Learning from Texas History

I’m just back from a long weekend visiting our son Mark and daughter-in-law Ari in Austin, Texas. They are first-time home owners in a diverse neighborhood a few miles east of downtown.

A visit to the Bob Bullock Texas State History Museum gave me a new appreciation of the rich heritage of the Lone Star State. Living in Virginia for thirty years, I’ve been surrounded by the symbols of its leading role in the birth of American democracy as well as the struggles over slavery and the trauma of the Civil War (the state has been slower to fully recognize the Native American aspect of its history).  But Texas boats a heritage that rivals Virginia for its significance in the creation of the nation, with a unique blend of indigenous, Hispanic, Anglo, German, and African American cultures.

I have been fascinated to discover the remarkable exploits of the Comanche people as described in Empire of the Summer Moon by S.G Gwynne. Superb horseman, they “resembled the great and legendary mounted archers of history: Mongols, Parthians, and Magyars.” They rose to power with astonishing speed between 1625 and 1750. From their original homelands in the high country of present-day Wyoming, they moved south to dominate much of New Mexico, Colorado, Kansas, Oklahoma and Texas, even penetrating deep into Mexico

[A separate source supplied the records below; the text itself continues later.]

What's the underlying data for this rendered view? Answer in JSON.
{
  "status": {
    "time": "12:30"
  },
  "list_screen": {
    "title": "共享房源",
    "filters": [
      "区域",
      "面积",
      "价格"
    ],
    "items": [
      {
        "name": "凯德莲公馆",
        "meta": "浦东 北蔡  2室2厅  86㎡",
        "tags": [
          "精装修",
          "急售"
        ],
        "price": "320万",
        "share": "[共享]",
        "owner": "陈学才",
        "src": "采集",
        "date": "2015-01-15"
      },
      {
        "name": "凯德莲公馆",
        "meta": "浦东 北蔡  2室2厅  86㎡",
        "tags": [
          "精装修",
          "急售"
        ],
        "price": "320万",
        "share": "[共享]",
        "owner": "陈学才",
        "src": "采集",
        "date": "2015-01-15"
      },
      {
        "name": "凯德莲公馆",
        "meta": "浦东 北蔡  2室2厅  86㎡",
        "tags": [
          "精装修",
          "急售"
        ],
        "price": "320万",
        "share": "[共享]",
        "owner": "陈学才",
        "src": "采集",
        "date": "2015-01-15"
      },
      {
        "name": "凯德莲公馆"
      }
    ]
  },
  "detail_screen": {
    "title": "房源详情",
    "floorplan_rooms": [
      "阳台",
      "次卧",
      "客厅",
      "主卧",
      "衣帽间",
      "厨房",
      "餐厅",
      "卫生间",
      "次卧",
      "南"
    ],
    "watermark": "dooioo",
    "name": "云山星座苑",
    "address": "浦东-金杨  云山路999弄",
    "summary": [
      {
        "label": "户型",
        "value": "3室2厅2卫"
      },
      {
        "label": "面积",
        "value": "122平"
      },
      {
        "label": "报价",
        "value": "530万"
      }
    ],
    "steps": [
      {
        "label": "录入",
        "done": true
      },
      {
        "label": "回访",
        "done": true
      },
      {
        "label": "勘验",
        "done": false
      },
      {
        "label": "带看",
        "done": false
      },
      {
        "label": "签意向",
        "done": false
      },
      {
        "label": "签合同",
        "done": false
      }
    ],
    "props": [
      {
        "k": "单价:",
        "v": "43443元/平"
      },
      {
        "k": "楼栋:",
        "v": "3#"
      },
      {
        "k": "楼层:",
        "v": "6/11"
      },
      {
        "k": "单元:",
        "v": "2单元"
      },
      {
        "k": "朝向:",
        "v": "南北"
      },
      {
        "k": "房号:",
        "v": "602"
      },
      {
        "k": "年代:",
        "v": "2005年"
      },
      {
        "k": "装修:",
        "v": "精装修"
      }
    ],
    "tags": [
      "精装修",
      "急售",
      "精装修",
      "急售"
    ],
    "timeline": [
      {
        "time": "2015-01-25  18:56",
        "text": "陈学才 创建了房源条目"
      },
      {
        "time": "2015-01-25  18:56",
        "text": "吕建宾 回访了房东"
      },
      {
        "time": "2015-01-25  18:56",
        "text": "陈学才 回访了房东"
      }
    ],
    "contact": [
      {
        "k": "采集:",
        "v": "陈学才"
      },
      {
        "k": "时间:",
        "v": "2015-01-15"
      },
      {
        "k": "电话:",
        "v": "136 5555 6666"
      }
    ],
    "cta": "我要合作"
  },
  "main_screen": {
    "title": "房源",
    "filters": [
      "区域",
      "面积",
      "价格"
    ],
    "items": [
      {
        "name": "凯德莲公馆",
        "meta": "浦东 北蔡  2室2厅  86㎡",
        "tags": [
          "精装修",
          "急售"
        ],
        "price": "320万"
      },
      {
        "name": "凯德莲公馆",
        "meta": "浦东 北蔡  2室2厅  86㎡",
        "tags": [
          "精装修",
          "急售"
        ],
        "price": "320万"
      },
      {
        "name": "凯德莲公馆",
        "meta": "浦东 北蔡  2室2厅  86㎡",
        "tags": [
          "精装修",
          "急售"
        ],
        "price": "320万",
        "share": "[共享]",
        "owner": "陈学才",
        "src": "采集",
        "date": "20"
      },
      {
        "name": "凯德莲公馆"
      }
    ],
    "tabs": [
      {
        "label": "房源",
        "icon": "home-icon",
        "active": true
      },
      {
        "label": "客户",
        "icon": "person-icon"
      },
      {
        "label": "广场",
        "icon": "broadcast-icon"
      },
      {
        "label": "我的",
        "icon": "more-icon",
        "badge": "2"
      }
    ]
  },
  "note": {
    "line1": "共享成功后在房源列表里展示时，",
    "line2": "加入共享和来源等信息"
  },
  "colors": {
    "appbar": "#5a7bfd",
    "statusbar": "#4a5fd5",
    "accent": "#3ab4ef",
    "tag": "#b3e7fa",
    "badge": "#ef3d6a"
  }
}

For decades they challenged and actually pushed back European settler expansion through their unmatched ability to loose twenty arrows at full gallop in the time it took to load and fire a flintlock musket, and by their ability to travel vast distances in the harshest conditions.

The settlers were tough, too, and regarded the federal government as incompetent to protect them. The Texas Rangers represented an effort to do what Washington would not or could not do. Their story helped me to understand the skepticism with which many in the west view Washington today.

Often missing from the history taught in Texas schools – and largely unknown to many Americans (myself included) – is the crucial role of the Tejanos, the early settlers of Spanish and Mexican descent who arrived long before the migration from the eastern United States. Their blood was shed in the fight for Texas freedom along with Irish, Germans, Scots, and English.

In March of this year, a Tejano Memorial was unveiled on the state Capitol grounds, the result of an initiative launched ten years ago by Hispanic leaders. The planners’ mission is “to establish an enduring legacy that acknowledges and pays tribute to the contributions by Tejanos as permanent testimony of the Spanish-Mexican heritage that has influenced and is inherent in present-day Texas culture.” The work by Armando Hinojosa covers 525 square feet and has 12 life-sized bronze statues. A grant from the Walmart Foundation will fund an educational project to develop curriculum materials for social studies classes in the Austin school district.

As I learned more about the Texas story I was struck by the lack of perspective in much of the national debate over immigration.  A commentary in the Star Telegram suggested that the Tejano Memorial might help stimulate serious discussion on the issue, “remembering that many of those we cherish who fought and died for Texas’ independence migrated here. And, for the most part, they were welcomed by the folks who already called this place home. Think what the state’s future would have been like if the Tejanos had said to Crockett, Bowie and Houston: ‘Go back to Tennessee.’ ‘Go back to Kentucky.’ ‘Go back to Virginia.’”

By embracing all of its rich history, Texas has an opportunity to provide a valuable insight for the rest of the country.